### TASK TO COMPLETE:
Which of the lines below holds the string "color"? Copy every line that does.

### DATA SHOWN:

=-=-=-=-=

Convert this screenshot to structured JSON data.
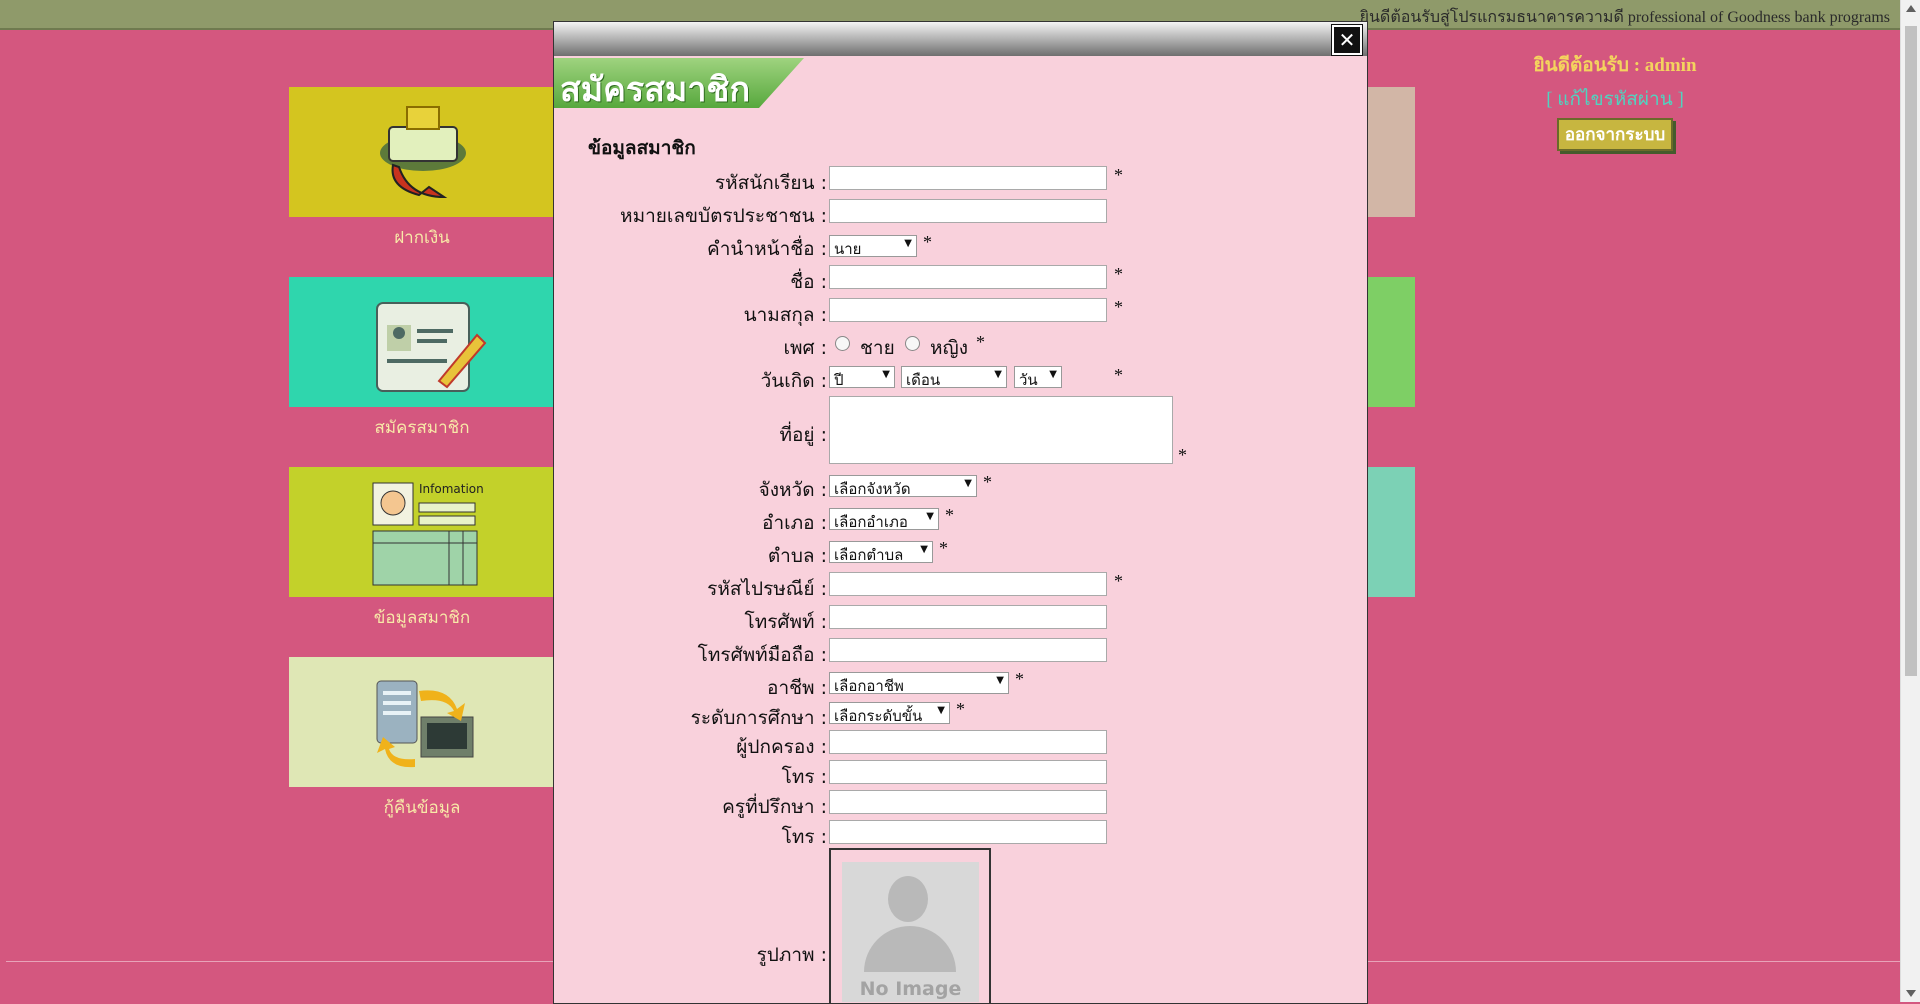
{
  "header": {
    "welcome_text": "ยินดีต้อนรับสู่โปรแกรมธนาคารความดี professional of Goodness bank programs"
  },
  "user": {
    "greeting": "ยินดีต้อนรับ : admin",
    "change_password": "[ แก้ไขรหัสผ่าน ]",
    "logout": "ออกจากระบบ"
  },
  "menu": [
    {
      "label": "ฝากเงิน",
      "color": "#d4c51f",
      "icon": "money-deposit-icon"
    },
    {
      "label": "สมัครสมาชิก",
      "color": "#2fd6ad",
      "icon": "member-register-icon"
    },
    {
      "label": "ข้อมูลสมาชิก",
      "color": "#c3d12a",
      "icon": "member-info-icon"
    },
    {
      "label": "กู้คืนข้อมูล",
      "color": "#dfe7b5",
      "icon": "data-restore-icon"
    }
  ],
  "modal": {
    "title": "สมัครสมาชิก",
    "section": "ข้อมูลสมาชิก",
    "labels": {
      "student_id": "รหัสนักเรียน :",
      "citizen_id": "หมายเลขบัตรประชาชน :",
      "prefix": "คำนำหน้าชื่อ :",
      "first_name": "ชื่อ :",
      "last_name": "นามสกุล :",
      "gender": "เพศ :",
      "birthdate": "วันเกิด :",
      "address": "ที่อยู่ :",
      "province": "จังหวัด :",
      "district": "อำเภอ :",
      "subdistrict": "ตำบล :",
      "postcode": "รหัสไปรษณีย์ :",
      "phone": "โทรศัพท์ :",
      "mobile": "โทรศัพท์มือถือ :",
      "occupation": "อาชีพ :",
      "education": "ระดับการศึกษา :",
      "guardian": "ผู้ปกครอง :",
      "guardian_phone": "โทร :",
      "advisor": "ครูที่ปรึกษา :",
      "advisor_phone": "โทร :",
      "photo": "รูปภาพ :"
    },
    "values": {
      "prefix": "นาย",
      "year": "ปี",
      "month": "เดือน",
      "day": "วัน",
      "province": "เลือกจังหวัด",
      "district": "เลือกอำเภอ",
      "subdistrict": "เลือกตำบล",
      "occupation": "เลือกอาชีพ",
      "education": "เลือกระดับขั้น"
    },
    "gender_options": [
      "ชาย",
      "หญิง"
    ],
    "required_mark": "*",
    "photo_placeholder": "No Image",
    "close_icon": "✕"
  }
}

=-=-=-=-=

### TASK RESULT:
      "color": "#d4c51f",
      "color": "#2fd6ad",
      "color": "#c3d12a",
      "color": "#dfe7b5",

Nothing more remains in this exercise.